Wang, D., Zhu, B., Jiang, Z., Yang, X., and Zhu, T.: The impact of the direct effects of sulfate and black carbon aerosols on the subseasonal march of the East Asian subtropical summer monsoon, J. Geophys. Res., 121, 2610–2625, https://doi.org/10.1002/2015JD024574, 2016.
Wang, N., Guo, H., Jiang, F., Ling, Z. H., and Wang, T.: Simulation of ozone formation at different elevations in mountainous area of Hong Kong using WRF-CMAQ model, Sci. Tot. Environ., 505, 939–951, 2015.
Wang, Y., Ying, Q., Hu, J., and Zhang, H.: Spatial and temporal variations of six criteria air pollutants in 31 provincial capital cities in China during 2013–2014, Environ.
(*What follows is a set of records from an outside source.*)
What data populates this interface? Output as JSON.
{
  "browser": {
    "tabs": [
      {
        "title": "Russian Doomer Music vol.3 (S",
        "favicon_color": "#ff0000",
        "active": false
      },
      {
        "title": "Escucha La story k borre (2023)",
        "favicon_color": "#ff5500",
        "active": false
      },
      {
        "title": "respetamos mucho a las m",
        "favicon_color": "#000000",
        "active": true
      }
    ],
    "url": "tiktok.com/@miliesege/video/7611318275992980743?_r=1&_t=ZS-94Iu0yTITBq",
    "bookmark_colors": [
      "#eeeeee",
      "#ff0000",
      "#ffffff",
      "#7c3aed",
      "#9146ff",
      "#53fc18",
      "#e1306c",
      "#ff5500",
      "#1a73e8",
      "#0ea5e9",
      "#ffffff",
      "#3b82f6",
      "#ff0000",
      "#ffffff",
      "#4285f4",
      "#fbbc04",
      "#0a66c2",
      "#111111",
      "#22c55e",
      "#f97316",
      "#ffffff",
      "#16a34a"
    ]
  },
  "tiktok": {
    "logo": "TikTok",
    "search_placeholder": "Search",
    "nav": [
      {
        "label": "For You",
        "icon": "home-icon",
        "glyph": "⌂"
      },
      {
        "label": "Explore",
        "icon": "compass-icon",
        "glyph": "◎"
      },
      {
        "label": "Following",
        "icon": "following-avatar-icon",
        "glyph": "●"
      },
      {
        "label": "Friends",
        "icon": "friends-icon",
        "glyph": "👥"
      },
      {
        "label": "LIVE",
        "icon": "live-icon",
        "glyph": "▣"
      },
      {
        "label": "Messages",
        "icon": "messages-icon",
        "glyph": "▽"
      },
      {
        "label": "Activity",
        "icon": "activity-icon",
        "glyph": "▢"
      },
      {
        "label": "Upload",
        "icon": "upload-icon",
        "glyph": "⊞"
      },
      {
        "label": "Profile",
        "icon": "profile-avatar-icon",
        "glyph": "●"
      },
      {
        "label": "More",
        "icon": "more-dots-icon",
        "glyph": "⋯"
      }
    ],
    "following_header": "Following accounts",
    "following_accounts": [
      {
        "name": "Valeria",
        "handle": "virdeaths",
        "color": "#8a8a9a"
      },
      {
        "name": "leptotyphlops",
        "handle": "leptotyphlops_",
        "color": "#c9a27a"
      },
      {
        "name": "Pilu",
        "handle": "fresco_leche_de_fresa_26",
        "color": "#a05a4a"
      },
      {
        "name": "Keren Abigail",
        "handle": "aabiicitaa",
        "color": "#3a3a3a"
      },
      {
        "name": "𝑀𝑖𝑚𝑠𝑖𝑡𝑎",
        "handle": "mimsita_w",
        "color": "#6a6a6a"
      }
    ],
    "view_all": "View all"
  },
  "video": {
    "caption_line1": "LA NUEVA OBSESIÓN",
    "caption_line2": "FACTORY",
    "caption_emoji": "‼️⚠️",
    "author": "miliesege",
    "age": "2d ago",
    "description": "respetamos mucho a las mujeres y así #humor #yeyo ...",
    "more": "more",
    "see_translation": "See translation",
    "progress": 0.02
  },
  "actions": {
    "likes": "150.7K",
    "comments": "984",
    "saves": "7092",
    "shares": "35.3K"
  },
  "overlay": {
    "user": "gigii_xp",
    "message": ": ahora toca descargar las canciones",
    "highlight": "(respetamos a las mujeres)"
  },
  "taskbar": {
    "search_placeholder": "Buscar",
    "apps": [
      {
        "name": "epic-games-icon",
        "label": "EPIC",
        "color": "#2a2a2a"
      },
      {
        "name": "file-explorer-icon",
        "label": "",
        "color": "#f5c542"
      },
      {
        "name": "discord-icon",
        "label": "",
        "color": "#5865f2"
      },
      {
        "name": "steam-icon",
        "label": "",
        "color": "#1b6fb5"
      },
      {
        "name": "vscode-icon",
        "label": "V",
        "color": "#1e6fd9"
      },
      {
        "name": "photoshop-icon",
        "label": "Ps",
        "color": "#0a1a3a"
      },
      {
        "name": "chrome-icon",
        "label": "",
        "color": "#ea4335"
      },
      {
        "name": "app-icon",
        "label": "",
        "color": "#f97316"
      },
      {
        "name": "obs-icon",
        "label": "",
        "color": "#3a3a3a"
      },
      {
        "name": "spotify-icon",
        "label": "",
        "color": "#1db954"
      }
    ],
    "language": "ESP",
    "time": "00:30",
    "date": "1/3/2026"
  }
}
Int., 73, 413–422, 2014.
Yang, F., Tan, J., Zhao, Q., Du, Z., He, K., Ma, Y., Duan, F., Chen, G., and Zhao, Q.: Characteristics of PM2.5 speciation in representative megacities and across China, Atmos. Chem. Phys., 11, 5207–5219, https://doi.org/10.5194/acp-11-5207-2011, 2011.
Zaveri, R. A. and Peters, L. K.: A new lumped structure photochemical mechanism for large-scale applications, J. Geophys. Res., 104, D23, 30387–30415, https://doi.org/10.1029/1999JD900876, 1999.
Zaveri, R. A., Easter, R. C., Fast, J. D., and Peters, L. K.: Model for simulating aerosol interactions and chemistry (MOSAIC), J. Geophys. Res., 113, D13204, https://doi.org/10.1029/2007JD008782, 2008.
Zhang, H., DeNero, S. P., Joe, D. K., Lee, H.-H., Chen, S.-H., Michalakes, J., and Kleeman, M. J.: Development of a source oriented version of the WRF/Chem model and its application to the California regional PM10 ∕ PM2.5 air quality study, Atmos. Chem. Phys., 14, 485–503, https://doi.org/10.5194/acp-14-485-2014, 2014.
Zhang, J., and Rao, S. T.: The role of vertical mixing in the temporal evolution of ground-level ozone concentrations, J. Appl. Meteorol., 38, 1674–1691, 1999.
Zhang, Y., Wen, X. Y., and Jang, C. J.: Simulating chemistry-aerosol-cloud-radiation-climate feedbacks over the continental U.S. using the online-coupled weather research forecasting model with chemistry (WRF/Chem), Atmos. Environ., 44, 3568–3582, 2010.
Zhu, B., Kang, H., Zhu, T., Su, J., Hou, X., and Gao, J.: Impact of Shanghai urban land surface forcing on downstream city ozone chemistry, J. Geophys. Res.-Atmos., 120, 4340–4351, https://doi.org/10.1002/2014JD022859, 2015.
Zhuang, B. L., Wang, T. J., Liu, J., Li, S., Xie, M., Yang, X. Q., Fu, C. B., Sun, J. N., Yin, C. Q., Liao, J. B., Zhu, J. L., and Zhang, Y.: Continuous measurement of black carbon aerosol in urban Nanjing of Yangtze River Delta, China, Atmos. Environ., 89, 415–424, 2014.